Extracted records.
Segment Open
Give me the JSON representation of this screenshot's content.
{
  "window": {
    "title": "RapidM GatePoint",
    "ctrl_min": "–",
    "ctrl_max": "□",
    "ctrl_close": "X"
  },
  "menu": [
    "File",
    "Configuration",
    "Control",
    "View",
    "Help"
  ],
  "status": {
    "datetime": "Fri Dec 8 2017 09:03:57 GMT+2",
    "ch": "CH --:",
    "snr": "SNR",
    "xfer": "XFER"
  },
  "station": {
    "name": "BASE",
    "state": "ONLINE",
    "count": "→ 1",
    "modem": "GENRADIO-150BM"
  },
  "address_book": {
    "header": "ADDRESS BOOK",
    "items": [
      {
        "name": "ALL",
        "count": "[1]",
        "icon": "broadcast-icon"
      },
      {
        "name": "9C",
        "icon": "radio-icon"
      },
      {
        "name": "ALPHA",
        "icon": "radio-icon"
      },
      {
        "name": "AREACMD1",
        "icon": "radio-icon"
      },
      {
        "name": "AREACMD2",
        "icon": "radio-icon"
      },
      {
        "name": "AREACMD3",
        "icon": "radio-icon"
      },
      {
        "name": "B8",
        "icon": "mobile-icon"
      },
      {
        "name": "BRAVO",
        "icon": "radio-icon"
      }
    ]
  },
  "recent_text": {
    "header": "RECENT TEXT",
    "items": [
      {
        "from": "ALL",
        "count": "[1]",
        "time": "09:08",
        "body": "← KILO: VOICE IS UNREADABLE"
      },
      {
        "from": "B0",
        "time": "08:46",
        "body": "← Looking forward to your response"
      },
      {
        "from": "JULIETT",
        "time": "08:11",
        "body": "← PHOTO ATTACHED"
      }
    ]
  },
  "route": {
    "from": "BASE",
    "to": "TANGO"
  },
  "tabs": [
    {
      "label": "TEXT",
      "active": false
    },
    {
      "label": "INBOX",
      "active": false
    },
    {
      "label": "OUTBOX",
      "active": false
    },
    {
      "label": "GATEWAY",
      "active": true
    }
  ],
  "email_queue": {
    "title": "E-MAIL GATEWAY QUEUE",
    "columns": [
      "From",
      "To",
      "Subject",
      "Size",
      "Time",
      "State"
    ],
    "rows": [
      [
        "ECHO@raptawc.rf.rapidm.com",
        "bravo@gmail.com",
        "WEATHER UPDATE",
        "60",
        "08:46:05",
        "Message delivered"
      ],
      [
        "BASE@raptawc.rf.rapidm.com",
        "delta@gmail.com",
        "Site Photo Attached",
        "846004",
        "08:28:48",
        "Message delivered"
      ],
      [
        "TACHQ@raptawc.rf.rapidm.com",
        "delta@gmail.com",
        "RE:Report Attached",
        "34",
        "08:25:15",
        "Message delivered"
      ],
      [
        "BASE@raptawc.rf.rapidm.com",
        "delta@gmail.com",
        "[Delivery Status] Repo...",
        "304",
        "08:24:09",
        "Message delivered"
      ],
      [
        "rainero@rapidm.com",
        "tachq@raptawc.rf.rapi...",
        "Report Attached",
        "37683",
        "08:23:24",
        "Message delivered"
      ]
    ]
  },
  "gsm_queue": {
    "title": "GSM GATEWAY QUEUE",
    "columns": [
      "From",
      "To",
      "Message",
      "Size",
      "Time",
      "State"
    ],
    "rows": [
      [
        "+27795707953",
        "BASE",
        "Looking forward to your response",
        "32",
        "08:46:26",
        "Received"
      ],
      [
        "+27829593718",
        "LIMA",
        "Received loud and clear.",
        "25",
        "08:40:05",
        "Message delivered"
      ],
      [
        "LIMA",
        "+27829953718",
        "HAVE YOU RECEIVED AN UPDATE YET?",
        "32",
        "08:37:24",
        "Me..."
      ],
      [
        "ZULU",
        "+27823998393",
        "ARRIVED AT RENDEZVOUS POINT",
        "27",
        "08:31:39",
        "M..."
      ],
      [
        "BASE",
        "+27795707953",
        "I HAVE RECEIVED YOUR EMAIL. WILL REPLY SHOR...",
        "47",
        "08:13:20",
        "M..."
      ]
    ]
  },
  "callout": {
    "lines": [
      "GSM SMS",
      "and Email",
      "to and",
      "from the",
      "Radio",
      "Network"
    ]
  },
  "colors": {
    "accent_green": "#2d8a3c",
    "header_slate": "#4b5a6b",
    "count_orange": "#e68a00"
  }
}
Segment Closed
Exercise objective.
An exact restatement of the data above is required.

Result of the exercise.
Give me the JSON representation of this screenshot's content.
{
  "window": {
    "title": "RapidM GatePoint",
    "ctrl_min": "–",
    "ctrl_max": "□",
    "ctrl_close": "X"
  },
  "menu": [
    "File",
    "Configuration",
    "Control",
    "View",
    "Help"
  ],
  "status": {
    "datetime": "Fri Dec 8 2017 09:03:57 GMT+2",
    "ch": "CH --:",
    "snr": "SNR",
    "xfer": "XFER"
  },
  "station": {
    "name": "BASE",
    "state": "ONLINE",
    "count": "→ 1",
    "modem": "GENRADIO-150BM"
  },
  "address_book": {
    "header": "ADDRESS BOOK",
    "items": [
      {
        "name": "ALL",
        "count": "[1]",
        "icon": "broadcast-icon"
      },
      {
        "name": "9C",
        "icon": "radio-icon"
      },
      {
        "name": "ALPHA",
        "icon": "radio-icon"
      },
      {
        "name": "AREACMD1",
        "icon": "radio-icon"
      },
      {
        "name": "AREACMD2",
        "icon": "radio-icon"
      },
      {
        "name": "AREACMD3",
        "icon": "radio-icon"
      },
      {
        "name": "B8",
        "icon": "mobile-icon"
      },
      {
        "name": "BRAVO",
        "icon": "radio-icon"
      }
    ]
  },
  "recent_text": {
    "header": "RECENT TEXT",
    "items": [
      {
        "from": "ALL",
        "count": "[1]",
        "time": "09:08",
        "body": "← KILO: VOICE IS UNREADABLE"
      },
      {
        "from": "B0",
        "time": "08:46",
        "body": "← Looking forward to your response"
      },
      {
        "from": "JULIETT",
        "time": "08:11",
        "body": "← PHOTO ATTACHED"
      }
    ]
  },
  "route": {
    "from": "BASE",
    "to": "TANGO"
  },
  "tabs": [
    {
      "label": "TEXT",
      "active": false
    },
    {
      "label": "INBOX",
      "active": false
    },
    {
      "label": "OUTBOX",
      "active": false
    },
    {
      "label": "GATEWAY",
      "active": true
    }
  ],
  "email_queue": {
    "title": "E-MAIL GATEWAY QUEUE",
    "columns": [
      "From",
      "To",
      "Subject",
      "Size",
      "Time",
      "State"
    ],
    "rows": [
      [
        "ECHO@raptawc.rf.rapidm.com",
        "bravo@gmail.com",
        "WEATHER UPDATE",
        "60",
        "08:46:05",
        "Message delivered"
      ],
      [
        "BASE@raptawc.rf.rapidm.com",
        "delta@gmail.com",
        "Site Photo Attached",
        "846004",
        "08:28:48",
        "Message delivered"
      ],
      [
        "TACHQ@raptawc.rf.rapidm.com",
        "delta@gmail.com",
        "RE:Report Attached",
        "34",
        "08:25:15",
        "Message delivered"
      ],
      [
        "BASE@raptawc.rf.rapidm.com",
        "delta@gmail.com",
        "[Delivery Status] Repo...",
        "304",
        "08:24:09",
        "Message delivered"
      ],
      [
        "rainero@rapidm.com",
        "tachq@raptawc.rf.rapi...",
        "Report Attached",
        "37683",
        "08:23:24",
        "Message delivered"
      ]
    ]
  },
  "gsm_queue": {
    "title": "GSM GATEWAY QUEUE",
    "columns": [
      "From",
      "To",
      "Message",
      "Size",
      "Time",
      "State"
    ],
    "rows": [
      [
        "+27795707953",
        "BASE",
        "Looking forward to your response",
        "32",
        "08:46:26",
        "Received"
      ],
      [
        "+27829593718",
        "LIMA",
        "Received loud and clear.",
        "25",
        "08:40:05",
        "Message delivered"
      ],
      [
        "LIMA",
        "+27829953718",
        "HAVE YOU RECEIVED AN UPDATE YET?",
        "32",
        "08:37:24",
        "Me..."
      ],
      [
        "ZULU",
        "+27823998393",
        "ARRIVED AT RENDEZVOUS POINT",
        "27",
        "08:31:39",
        "M..."
      ],
      [
        "BASE",
        "+27795707953",
        "I HAVE RECEIVED YOUR EMAIL. WILL REPLY SHOR...",
        "47",
        "08:13:20",
        "M..."
      ]
    ]
  },
  "callout": {
    "lines": [
      "GSM SMS",
      "and Email",
      "to and",
      "from the",
      "Radio",
      "Network"
    ]
  },
  "colors": {
    "accent_green": "#2d8a3c",
    "header_slate": "#4b5a6b",
    "count_orange": "#e68a00"
  }
}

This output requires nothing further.